Sunday morning came all too quickly. We packed up the car and headed back to the hall to turn in keys, buy CDs and, of course, do some more dancing. The four of us stayed for most of the Sunday session before heading home with a stop for a picnic lunch on the way. After two wonderful Fort Worden weekends in a row, I'm starting to think maybe lightning can strike twice in the same place.
|What a Great Way to Spend Our Time at The End of the World|
|The Importance of Eye Contact in Manual of Scottish Country Dancing|
Social eye contact is a quality I have admired about Scottish Dance. I read the online Manual of Scottish Country Dancing to learn how the topic is presented. I was surprised to discover the topic is not specifically mentioned.

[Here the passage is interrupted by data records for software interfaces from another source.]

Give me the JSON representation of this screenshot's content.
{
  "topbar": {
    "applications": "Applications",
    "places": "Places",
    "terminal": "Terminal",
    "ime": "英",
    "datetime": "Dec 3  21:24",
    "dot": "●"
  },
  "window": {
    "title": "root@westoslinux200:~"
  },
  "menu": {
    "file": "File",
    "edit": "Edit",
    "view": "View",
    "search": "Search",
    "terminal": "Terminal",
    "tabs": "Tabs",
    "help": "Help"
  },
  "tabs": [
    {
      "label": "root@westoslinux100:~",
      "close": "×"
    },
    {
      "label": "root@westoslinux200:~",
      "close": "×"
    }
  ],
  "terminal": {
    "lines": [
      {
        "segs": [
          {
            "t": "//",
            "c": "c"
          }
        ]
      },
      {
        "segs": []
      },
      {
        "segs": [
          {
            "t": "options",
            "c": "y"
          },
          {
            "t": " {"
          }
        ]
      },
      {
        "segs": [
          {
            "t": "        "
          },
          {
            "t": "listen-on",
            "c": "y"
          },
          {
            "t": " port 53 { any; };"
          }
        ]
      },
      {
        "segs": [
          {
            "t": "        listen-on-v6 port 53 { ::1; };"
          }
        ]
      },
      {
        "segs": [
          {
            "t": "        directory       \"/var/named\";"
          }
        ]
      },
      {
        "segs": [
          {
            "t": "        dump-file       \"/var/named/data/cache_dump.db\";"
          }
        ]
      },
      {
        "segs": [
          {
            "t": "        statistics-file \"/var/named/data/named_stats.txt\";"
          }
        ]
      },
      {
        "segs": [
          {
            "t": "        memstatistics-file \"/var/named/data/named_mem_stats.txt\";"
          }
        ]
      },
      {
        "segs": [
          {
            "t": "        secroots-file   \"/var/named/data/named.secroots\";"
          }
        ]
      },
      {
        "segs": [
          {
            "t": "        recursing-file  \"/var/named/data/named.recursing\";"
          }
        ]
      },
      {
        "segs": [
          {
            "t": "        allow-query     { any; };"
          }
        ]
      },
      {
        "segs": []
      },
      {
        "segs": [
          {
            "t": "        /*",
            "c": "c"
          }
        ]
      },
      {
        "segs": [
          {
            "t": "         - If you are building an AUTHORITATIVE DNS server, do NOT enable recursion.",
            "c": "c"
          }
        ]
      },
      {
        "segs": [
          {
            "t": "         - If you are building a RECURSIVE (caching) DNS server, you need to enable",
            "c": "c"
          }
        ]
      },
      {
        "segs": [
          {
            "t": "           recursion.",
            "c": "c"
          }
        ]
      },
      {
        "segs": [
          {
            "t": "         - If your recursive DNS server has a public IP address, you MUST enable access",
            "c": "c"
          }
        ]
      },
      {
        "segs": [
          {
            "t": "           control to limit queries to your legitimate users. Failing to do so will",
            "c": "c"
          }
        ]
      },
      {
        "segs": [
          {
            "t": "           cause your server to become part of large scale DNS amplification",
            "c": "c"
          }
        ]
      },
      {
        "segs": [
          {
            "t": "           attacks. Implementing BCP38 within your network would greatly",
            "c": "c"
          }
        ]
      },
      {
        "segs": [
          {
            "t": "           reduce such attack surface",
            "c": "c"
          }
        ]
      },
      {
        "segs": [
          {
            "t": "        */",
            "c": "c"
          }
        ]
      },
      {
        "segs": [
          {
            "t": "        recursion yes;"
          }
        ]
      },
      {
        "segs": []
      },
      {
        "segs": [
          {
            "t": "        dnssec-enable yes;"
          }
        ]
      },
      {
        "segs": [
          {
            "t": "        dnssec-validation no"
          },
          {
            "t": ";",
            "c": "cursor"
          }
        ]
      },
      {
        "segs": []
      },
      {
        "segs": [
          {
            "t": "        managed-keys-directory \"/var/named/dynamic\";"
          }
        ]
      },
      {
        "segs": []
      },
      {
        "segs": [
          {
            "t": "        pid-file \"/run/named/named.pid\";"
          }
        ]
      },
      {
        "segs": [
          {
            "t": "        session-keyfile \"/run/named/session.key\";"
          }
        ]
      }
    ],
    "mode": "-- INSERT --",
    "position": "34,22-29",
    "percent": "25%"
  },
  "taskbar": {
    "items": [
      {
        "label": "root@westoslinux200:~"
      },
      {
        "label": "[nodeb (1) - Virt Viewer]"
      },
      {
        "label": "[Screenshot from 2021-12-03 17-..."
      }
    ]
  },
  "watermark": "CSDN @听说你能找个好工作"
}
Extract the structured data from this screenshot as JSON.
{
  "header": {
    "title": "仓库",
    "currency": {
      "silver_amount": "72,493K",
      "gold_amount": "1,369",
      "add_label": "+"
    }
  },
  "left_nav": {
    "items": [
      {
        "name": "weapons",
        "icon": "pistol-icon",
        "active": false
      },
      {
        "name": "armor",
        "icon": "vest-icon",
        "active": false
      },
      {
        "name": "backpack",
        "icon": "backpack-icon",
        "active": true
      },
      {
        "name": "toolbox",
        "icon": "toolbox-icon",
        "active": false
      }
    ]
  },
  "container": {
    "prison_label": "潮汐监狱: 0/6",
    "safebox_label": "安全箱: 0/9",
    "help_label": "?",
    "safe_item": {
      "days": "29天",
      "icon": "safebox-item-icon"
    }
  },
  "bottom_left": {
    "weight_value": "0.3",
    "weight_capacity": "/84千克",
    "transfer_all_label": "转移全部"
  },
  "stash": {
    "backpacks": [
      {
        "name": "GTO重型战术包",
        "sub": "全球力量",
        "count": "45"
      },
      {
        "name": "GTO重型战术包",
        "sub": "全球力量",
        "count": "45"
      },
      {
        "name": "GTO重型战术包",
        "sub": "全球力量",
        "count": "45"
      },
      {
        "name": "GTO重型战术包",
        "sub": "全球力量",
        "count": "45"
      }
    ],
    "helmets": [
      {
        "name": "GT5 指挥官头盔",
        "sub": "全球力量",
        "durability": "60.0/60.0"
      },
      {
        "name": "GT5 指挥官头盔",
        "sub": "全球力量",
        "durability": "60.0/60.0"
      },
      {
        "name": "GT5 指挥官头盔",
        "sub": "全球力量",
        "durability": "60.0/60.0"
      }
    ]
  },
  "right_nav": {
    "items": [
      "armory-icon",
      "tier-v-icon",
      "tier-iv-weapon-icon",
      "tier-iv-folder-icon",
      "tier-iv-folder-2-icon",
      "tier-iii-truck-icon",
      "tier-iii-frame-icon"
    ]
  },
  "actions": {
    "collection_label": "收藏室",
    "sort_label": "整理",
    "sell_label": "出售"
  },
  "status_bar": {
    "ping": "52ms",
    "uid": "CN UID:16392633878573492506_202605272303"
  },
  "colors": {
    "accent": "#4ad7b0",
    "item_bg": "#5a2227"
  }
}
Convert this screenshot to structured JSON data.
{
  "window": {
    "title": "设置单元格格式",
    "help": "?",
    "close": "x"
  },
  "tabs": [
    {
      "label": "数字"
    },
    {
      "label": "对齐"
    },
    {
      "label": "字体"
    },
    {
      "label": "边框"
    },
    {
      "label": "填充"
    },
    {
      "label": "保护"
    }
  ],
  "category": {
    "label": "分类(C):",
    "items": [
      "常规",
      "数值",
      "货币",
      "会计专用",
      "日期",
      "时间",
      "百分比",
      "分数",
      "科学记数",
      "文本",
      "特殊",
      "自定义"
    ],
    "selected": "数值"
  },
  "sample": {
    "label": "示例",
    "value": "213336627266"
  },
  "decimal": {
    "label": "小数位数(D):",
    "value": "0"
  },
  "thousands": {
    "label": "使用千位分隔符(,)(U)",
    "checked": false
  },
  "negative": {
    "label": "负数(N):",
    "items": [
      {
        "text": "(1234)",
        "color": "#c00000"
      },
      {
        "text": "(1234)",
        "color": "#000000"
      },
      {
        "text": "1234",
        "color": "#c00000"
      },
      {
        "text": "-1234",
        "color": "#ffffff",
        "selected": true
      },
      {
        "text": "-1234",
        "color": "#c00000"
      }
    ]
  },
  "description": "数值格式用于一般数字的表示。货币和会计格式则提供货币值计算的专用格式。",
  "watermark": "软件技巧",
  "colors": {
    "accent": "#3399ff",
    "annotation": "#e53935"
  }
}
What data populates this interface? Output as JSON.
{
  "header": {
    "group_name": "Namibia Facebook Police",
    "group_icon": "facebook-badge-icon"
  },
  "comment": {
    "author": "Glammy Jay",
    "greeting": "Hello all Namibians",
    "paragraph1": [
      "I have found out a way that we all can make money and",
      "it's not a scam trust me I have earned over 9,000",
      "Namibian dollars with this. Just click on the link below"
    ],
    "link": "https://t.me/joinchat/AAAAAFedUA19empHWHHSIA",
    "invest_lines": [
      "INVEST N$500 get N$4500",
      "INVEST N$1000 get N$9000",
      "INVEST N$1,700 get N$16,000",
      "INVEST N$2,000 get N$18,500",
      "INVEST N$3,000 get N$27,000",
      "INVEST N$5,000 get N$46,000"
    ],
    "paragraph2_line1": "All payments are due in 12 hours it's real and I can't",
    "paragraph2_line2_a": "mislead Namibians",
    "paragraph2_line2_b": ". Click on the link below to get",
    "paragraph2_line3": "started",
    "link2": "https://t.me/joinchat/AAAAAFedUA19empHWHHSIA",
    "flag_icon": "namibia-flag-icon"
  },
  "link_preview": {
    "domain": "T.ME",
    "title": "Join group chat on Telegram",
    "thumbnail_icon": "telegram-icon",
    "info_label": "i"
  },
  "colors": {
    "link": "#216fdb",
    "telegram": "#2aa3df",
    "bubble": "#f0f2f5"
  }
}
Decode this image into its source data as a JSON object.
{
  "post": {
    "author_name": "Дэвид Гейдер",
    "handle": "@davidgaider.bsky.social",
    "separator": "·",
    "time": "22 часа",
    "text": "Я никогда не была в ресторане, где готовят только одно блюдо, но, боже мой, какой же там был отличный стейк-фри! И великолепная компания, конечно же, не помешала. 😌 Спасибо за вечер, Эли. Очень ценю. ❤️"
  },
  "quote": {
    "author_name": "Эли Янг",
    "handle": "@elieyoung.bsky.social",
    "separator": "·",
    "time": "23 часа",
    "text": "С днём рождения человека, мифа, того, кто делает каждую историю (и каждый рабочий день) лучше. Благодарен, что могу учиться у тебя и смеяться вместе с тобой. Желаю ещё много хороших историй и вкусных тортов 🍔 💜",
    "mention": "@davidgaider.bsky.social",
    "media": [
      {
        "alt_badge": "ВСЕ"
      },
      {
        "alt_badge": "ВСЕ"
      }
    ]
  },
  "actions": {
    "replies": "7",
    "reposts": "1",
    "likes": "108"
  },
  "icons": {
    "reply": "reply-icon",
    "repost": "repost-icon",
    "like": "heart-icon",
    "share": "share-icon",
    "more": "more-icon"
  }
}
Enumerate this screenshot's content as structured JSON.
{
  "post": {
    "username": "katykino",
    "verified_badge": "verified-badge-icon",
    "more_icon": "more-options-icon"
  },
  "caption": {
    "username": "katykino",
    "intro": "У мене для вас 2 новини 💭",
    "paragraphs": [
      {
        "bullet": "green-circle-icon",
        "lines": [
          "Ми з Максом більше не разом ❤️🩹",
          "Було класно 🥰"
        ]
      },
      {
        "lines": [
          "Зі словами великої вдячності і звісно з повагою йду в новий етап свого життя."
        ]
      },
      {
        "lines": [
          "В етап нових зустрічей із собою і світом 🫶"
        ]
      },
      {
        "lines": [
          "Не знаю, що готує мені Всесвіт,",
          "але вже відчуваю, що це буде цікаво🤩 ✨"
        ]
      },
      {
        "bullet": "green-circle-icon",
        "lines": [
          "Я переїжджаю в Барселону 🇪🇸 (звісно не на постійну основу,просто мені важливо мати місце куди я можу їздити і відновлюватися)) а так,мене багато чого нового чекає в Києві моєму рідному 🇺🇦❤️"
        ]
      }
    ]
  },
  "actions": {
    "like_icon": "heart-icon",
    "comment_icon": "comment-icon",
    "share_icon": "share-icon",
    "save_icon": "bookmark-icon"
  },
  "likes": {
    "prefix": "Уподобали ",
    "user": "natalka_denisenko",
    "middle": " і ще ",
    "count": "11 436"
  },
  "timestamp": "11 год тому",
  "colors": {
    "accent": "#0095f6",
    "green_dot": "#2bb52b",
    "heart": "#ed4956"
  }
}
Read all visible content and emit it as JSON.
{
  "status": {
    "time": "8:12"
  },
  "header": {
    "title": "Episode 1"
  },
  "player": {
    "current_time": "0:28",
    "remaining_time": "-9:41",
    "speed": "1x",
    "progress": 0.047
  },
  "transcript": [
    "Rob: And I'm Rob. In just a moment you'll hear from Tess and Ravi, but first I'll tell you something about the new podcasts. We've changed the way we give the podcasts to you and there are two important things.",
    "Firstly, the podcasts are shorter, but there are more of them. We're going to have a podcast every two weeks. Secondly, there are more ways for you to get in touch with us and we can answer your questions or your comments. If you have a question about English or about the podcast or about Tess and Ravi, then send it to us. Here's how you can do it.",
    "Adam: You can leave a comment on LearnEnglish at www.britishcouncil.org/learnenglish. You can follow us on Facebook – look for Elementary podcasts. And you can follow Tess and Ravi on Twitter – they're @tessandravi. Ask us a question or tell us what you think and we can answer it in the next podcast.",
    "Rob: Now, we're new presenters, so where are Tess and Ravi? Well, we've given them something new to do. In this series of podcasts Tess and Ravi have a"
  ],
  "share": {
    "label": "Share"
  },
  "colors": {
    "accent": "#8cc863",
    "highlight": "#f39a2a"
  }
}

I was able to find a related passage about covering as an important feature of good teamwork; however covering can be accomplished without eye contact. There is a reference to looking at partner during bow/curtsey. There are two indirect references to looking at partner during set and cast off or cast up, and two references to acknowledging partner, as if looking at partner had previously been discussed. There are numerous references to direction to face, however no guidance for where the eyes are looking.
If the Manual doesn't discuss eye contact, what is the source of this social dancing skill?
I attended the recent TAC Summer School teacher candidate training sessions in Portland as a stooge and had the pleasure of meeting thirteen teachers who were preparing for their full certificate exam. I observed that all teachers taught the importance of good eye contact. I spoke with some of them and reported that the Manual does not discuss the topic, and inquired their take on the subject? All teachers confirmed the importance. A theory was proposed that giving eye contact is a North American custom and is not stressed in other parts of the world like the UK.
I was able to test the theory when I met Ruth Beattie, the current chairman of the RSCDS, who was attending TAC Summer School from Scotland. I asked her whether giving eye contact is an important quality of Scottish Dance in Scotland? She replied, yes, very important in Scotland and everywhere in the world. I mentioned that eye contact is not mentioned in the Manual, and I wondered what is the source of this practice that is taught by all teachers? Ruth speculated that the social part of dancing was not a focus of the Manual as much as the dance techniques. She agreed that the next update of the Manual (which is happening now) could contain a sentence or paragraph about the subject. A follow up letter from RSCDS stated its omission from the Manual is a thought provoking topic and one which will be of great interest to the Manual Review Working Group.
|Betwixt And Between|
Calendar of Events
|Generated Wednesday October 31, 2012|